Francisco José de Goya y Lucientes (1746-1828) better known simply as Goya, was a Spanish painter and printmaker, who walked a unique line between the old masters and the moderns. Regarded highly by both schools, he helped to usher in a new era of painting.
The board depicts the Devil in the form of a goat, surrounded by a coven of witches. The he-goat Satan, made massive and fearsome through silhouette, delivers a sermon in mockery of the Christian rites. Heavy use of shadow and chiaroscuro define this scene. A thick carbon black underlies all other colors, which are realized through violent, slashing brushstrokes. Thick lines and the goat’s prominence suggest human inadequacy, all done in an effort to mock superstition.

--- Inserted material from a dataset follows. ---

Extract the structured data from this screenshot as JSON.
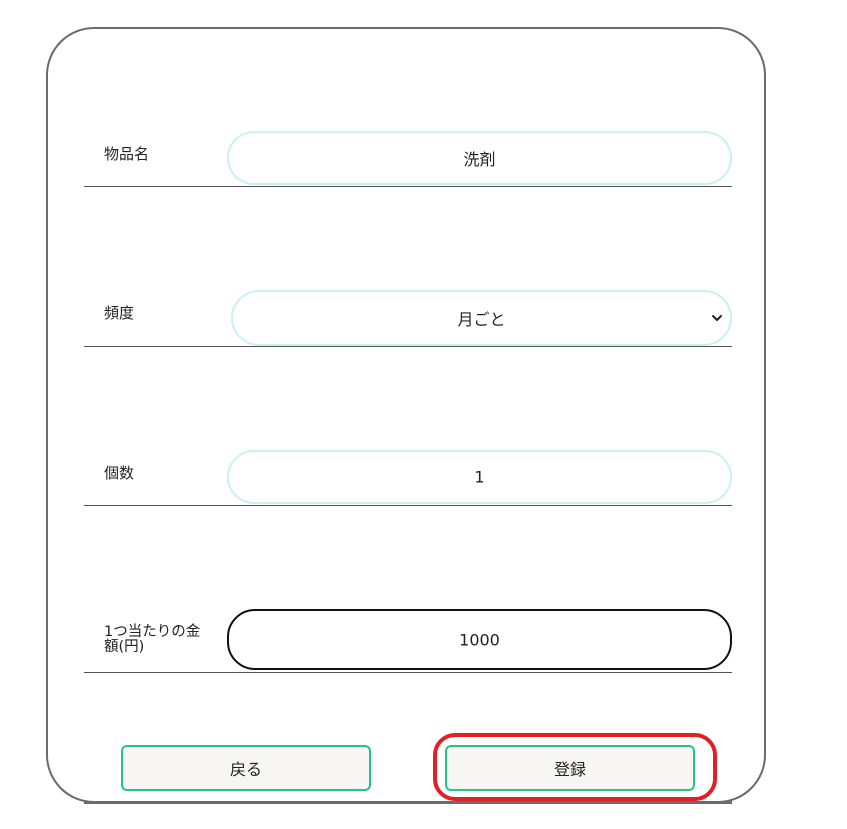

The “Witches’ Sabbath” is part of Goya’s “Black Paintings” series, unreleased in the artist’s lifetime. It is the work of an older man, an establishment artist painting for his own pleasure in life’s waning years. The work is thought to be critical of witchcraft. More so, it is a harsh rebuke of the Spanish Inquisition. Here Goya literalizes the Inquisition’s sensationalized tales of witchery in order to make such accusations appear ridiculous.